UWC Library Strategy

Information literacy is increasingly recognised as an important educational outcome for university students.   The ability to handle information with skill and understanding cannot, however, be taught exclusively through library instruction which is often presented as one-shot training sessions.  This is not conducive to include the full scope of what is required to conduct proper research.  Information literacy is a complex set of skills which requires long-term development over a significant period of time and cannot be learned by rote.   For students to acquire the skill of becoming information literate, the research process has to find a home in the curriculum, where the academic guides the student as they acquire and use information to solve problems.  

The Library, too, has a responsibility, in collaboration with other stakeholders, to provide leadership and expertise to develop and enhance 21st Century literacies and hence, graduate attributes, so that students are equipped to become lifelong learners.   While departments may have already aligned graduate attributes with their curriculum, it is not certain to what extent this is enacted in teaching and learning activities and assessment.   The Library uses the ACRL Framework for Information literacy for Higher Education as a guide to embed critical literacies in teaching and learning across the institution.
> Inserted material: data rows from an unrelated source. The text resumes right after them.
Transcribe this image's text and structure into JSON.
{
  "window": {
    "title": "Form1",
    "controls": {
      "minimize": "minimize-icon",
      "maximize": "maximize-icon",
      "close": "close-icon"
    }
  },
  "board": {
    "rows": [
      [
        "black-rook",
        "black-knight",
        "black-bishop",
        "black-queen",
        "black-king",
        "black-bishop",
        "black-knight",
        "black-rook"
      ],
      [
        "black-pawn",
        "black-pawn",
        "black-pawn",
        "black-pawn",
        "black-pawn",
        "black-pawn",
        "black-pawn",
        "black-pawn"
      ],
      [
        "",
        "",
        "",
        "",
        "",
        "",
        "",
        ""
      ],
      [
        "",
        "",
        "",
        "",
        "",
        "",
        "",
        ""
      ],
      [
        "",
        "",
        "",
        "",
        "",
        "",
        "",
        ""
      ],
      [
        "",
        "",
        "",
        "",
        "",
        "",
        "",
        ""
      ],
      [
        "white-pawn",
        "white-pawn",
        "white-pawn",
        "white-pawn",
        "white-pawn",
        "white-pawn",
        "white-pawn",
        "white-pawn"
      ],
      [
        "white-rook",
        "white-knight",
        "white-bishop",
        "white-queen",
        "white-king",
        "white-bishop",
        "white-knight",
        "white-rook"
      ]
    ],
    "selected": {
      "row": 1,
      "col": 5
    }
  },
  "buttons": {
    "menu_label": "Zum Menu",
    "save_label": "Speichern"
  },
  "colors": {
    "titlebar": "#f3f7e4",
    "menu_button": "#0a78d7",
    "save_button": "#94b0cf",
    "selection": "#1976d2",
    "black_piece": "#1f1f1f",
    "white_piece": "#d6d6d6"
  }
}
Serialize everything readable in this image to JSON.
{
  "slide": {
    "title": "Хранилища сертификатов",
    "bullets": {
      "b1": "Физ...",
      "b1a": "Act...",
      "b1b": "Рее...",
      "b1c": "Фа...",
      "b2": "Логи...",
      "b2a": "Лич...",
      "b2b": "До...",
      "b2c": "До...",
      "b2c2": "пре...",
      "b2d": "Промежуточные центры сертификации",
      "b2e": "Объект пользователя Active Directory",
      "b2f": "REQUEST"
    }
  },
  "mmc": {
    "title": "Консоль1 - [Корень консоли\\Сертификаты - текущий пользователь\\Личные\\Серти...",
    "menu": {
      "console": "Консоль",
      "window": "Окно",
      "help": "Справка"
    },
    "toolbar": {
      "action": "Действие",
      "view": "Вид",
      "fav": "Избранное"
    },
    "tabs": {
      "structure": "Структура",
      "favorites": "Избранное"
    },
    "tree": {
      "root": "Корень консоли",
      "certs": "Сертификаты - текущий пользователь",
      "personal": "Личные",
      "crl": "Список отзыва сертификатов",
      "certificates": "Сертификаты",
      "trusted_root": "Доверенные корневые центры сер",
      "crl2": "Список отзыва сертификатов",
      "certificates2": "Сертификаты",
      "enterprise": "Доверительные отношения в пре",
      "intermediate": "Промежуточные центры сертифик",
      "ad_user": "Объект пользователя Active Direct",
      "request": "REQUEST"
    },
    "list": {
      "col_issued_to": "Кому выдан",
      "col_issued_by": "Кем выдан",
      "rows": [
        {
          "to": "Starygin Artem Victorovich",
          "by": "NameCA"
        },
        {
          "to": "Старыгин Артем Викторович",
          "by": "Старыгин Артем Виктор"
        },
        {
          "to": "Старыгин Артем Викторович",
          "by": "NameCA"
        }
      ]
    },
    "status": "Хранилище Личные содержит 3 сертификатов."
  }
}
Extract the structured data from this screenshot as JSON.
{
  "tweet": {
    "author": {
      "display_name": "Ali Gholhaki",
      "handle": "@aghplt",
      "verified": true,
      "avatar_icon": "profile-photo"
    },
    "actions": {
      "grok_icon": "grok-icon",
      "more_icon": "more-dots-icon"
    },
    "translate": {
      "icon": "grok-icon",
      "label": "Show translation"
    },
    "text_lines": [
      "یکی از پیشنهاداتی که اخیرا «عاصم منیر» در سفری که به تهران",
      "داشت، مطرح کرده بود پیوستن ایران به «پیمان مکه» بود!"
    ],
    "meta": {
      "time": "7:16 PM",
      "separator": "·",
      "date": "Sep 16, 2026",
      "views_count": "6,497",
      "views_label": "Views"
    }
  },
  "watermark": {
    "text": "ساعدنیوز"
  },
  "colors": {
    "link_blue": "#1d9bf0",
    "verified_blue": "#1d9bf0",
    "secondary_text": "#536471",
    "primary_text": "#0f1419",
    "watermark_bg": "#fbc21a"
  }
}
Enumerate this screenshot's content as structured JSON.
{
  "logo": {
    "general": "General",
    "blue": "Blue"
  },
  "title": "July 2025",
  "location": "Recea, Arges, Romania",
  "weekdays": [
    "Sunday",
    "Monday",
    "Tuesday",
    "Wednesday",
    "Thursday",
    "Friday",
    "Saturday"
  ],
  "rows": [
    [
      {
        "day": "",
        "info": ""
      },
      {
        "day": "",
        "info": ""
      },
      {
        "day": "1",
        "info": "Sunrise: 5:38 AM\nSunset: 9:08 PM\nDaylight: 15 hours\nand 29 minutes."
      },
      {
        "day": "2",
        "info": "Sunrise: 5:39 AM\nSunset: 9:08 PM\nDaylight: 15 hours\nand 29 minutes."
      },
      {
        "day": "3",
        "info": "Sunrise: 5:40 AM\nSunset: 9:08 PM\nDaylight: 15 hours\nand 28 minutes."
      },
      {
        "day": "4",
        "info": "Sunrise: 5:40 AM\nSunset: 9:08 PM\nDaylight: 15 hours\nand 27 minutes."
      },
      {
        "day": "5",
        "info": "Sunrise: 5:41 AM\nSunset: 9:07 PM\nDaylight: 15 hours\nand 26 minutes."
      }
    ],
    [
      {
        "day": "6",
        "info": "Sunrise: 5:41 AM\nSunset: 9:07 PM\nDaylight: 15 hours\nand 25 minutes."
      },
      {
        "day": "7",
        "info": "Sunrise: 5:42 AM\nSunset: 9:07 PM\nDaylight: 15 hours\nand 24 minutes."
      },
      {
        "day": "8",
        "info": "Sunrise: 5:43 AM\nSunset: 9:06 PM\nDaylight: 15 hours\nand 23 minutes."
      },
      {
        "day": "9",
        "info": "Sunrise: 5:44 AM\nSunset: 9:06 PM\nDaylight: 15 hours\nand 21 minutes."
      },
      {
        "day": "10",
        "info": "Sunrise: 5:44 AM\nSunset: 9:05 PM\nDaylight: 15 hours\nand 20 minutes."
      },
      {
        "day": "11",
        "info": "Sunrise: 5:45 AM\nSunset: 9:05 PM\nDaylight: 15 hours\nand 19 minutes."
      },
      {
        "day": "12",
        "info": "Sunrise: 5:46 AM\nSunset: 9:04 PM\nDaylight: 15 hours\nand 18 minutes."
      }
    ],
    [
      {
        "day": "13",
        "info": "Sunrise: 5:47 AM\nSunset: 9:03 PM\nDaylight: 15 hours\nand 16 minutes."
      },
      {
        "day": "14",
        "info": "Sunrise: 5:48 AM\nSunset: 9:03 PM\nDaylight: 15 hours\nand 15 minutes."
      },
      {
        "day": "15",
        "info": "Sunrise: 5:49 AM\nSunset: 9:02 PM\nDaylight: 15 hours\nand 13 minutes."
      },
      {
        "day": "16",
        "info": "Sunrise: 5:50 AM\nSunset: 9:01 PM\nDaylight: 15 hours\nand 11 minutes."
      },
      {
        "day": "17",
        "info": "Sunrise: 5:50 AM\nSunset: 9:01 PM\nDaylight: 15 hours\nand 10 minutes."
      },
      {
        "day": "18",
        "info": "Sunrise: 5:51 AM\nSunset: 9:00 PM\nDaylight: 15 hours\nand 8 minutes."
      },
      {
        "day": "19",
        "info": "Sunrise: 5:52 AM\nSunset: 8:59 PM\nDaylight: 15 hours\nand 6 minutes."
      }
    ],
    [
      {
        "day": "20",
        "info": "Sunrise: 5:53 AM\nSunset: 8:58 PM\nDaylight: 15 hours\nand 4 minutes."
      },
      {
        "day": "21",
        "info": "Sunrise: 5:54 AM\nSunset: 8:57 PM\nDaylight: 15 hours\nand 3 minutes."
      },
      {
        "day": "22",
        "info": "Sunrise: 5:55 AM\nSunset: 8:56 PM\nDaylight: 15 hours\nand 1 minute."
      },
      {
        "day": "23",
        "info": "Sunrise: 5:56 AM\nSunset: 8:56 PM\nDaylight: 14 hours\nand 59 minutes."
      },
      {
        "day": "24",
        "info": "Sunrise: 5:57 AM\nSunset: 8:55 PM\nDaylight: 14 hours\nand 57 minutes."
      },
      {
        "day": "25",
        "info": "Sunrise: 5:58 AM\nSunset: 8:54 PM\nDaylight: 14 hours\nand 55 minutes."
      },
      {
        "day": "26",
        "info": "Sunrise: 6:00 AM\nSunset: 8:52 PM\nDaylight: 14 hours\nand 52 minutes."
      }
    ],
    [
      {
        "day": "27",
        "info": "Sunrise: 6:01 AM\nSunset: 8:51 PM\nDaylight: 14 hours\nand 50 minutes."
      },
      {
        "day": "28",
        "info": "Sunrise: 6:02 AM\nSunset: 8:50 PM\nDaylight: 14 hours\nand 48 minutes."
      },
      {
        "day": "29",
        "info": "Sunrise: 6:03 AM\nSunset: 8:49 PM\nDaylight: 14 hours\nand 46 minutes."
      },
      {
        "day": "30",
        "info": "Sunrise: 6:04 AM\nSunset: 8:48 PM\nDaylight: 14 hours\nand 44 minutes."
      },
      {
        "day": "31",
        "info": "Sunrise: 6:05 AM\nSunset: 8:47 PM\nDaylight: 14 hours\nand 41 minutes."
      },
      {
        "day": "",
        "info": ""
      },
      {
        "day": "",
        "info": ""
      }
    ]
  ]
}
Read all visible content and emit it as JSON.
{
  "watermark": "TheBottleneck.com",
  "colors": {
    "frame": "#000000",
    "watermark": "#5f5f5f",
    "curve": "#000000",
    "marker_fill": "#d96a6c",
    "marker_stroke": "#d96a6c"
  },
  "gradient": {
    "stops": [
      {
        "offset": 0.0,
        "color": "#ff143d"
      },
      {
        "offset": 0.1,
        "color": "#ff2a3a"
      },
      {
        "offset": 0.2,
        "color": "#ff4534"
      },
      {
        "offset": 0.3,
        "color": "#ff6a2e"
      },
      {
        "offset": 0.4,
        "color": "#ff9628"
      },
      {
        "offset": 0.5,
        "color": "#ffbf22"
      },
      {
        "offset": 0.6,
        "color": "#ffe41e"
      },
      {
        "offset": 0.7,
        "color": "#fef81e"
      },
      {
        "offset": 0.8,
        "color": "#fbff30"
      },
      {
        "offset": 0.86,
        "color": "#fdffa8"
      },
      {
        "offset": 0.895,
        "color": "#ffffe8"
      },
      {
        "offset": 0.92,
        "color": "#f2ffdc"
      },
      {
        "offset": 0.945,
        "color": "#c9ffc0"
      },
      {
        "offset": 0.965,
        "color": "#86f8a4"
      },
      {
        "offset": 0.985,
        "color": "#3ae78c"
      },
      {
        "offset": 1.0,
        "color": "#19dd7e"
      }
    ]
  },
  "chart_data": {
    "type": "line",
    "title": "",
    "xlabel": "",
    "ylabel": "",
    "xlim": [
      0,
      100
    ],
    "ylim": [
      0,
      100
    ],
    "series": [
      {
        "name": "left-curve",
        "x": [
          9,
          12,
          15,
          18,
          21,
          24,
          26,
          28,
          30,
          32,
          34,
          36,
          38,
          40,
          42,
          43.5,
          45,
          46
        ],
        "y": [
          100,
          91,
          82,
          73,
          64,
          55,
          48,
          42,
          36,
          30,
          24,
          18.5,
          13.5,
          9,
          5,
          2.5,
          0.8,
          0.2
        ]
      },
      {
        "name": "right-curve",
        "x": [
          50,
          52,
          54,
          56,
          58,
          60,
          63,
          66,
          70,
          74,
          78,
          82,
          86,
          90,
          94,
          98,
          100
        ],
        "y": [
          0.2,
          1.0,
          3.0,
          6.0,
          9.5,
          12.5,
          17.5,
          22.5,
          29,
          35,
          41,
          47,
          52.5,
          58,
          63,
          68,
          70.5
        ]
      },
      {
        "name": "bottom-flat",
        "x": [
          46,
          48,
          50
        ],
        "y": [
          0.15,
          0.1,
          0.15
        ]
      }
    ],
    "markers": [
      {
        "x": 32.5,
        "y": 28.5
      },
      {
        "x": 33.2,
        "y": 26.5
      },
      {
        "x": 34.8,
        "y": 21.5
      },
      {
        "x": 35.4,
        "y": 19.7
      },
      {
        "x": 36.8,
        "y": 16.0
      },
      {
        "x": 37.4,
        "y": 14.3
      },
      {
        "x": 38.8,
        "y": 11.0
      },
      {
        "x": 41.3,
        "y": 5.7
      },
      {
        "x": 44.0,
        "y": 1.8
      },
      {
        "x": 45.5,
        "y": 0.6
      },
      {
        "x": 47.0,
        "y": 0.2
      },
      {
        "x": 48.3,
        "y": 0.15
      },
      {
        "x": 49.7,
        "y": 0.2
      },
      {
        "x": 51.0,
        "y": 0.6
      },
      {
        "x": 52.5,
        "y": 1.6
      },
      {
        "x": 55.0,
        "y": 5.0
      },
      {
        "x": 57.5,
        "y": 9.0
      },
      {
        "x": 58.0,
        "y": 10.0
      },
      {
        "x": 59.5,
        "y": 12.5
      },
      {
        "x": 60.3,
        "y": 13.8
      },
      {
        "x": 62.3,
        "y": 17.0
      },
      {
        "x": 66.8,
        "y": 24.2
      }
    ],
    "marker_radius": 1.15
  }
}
This document was officially adopted in 2016 and contains concepts which are relevant to independent learning and engagement with information. Collaboration with lecturers and faculty librarians is aimed at weaving these concepts strategically into library training and all other teaching and learning activities at UWC.  

Contact Shehaamah Mohamed for more information.  
This email address is being protected from spambots. You need JavaScript enabled to view it. or 021-959-2922